(Provided entries begins)

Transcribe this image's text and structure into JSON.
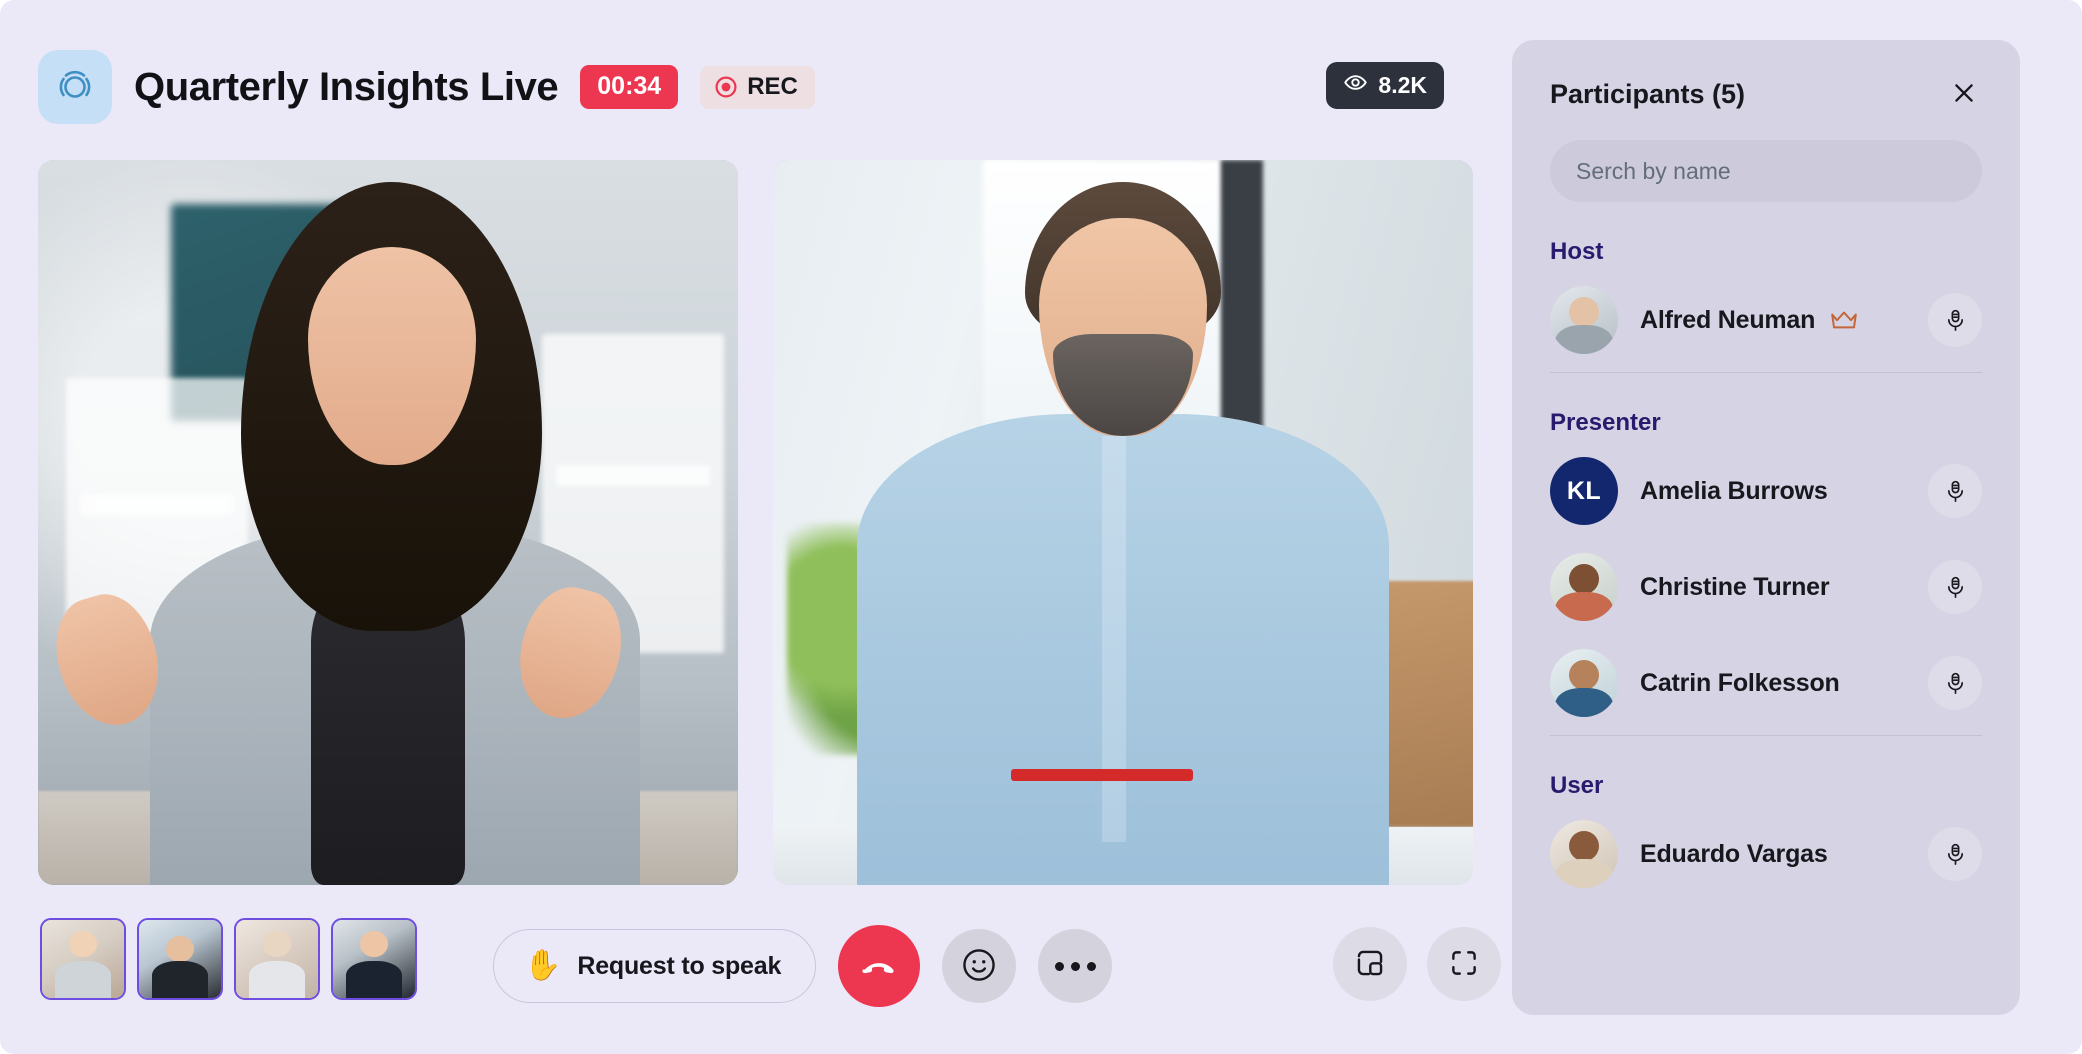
{
  "header": {
    "logo_icon": "broadcast-circle-icon",
    "title": "Quarterly Insights Live",
    "timer": "00:34",
    "rec_label": "REC",
    "rec_icon": "record-dot-icon",
    "viewers": {
      "icon": "eye-icon",
      "count": "8.2K"
    }
  },
  "stage": {
    "tiles": [
      {
        "name": "main-video-tile-1",
        "subject": "woman in gray blazer gesturing at desk"
      },
      {
        "name": "main-video-tile-2",
        "subject": "bearded man in light blue shirt holding red pen"
      }
    ],
    "thumbnails": [
      {
        "name": "thumbnail-1",
        "subject": "blonde woman in library"
      },
      {
        "name": "thumbnail-2",
        "subject": "man with headset writing"
      },
      {
        "name": "thumbnail-3",
        "subject": "older woman in striped top"
      },
      {
        "name": "thumbnail-4",
        "subject": "man in dark suit and tie"
      }
    ]
  },
  "controls": {
    "request_to_speak": {
      "label": "Request to speak",
      "icon": "raised-hand-icon"
    },
    "end_call_icon": "end-call-handset-icon",
    "reaction_icon": "smiley-face-icon",
    "more_icon": "more-ellipsis-icon",
    "pip_icon": "picture-in-picture-icon",
    "fullscreen_icon": "fullscreen-expand-icon"
  },
  "panel": {
    "title": "Participants (5)",
    "close_icon": "close-x-icon",
    "search": {
      "placeholder": "Serch by name",
      "value": ""
    },
    "groups": [
      {
        "label": "Host",
        "members": [
          {
            "name": "Alfred Neuman",
            "avatar_type": "photo",
            "avatar_class": "av1",
            "badge_icon": "crown-icon",
            "mic_icon": "microphone-icon"
          }
        ]
      },
      {
        "label": "Presenter",
        "members": [
          {
            "name": "Amelia Burrows",
            "avatar_type": "initials",
            "initials": "KL",
            "mic_icon": "microphone-icon"
          },
          {
            "name": "Christine Turner",
            "avatar_type": "photo",
            "avatar_class": "av2",
            "mic_icon": "microphone-icon"
          },
          {
            "name": "Catrin Folkesson",
            "avatar_type": "photo",
            "avatar_class": "av3",
            "mic_icon": "microphone-icon"
          }
        ]
      },
      {
        "label": "User",
        "members": [
          {
            "name": "Eduardo Vargas",
            "avatar_type": "photo",
            "avatar_class": "av4",
            "mic_icon": "microphone-icon"
          }
        ]
      }
    ]
  },
  "colors": {
    "page_bg": "#ebe8f8",
    "panel_bg": "#d6d4e4",
    "accent_red": "#ed3650",
    "accent_indigo": "#281b6e",
    "thumb_border": "#6d4ee0",
    "avatar_navy": "#13276e",
    "crown_orange": "#c2673a",
    "viewer_badge_bg": "#2c313c"
  }
}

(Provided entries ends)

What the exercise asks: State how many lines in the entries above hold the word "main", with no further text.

Answer: 2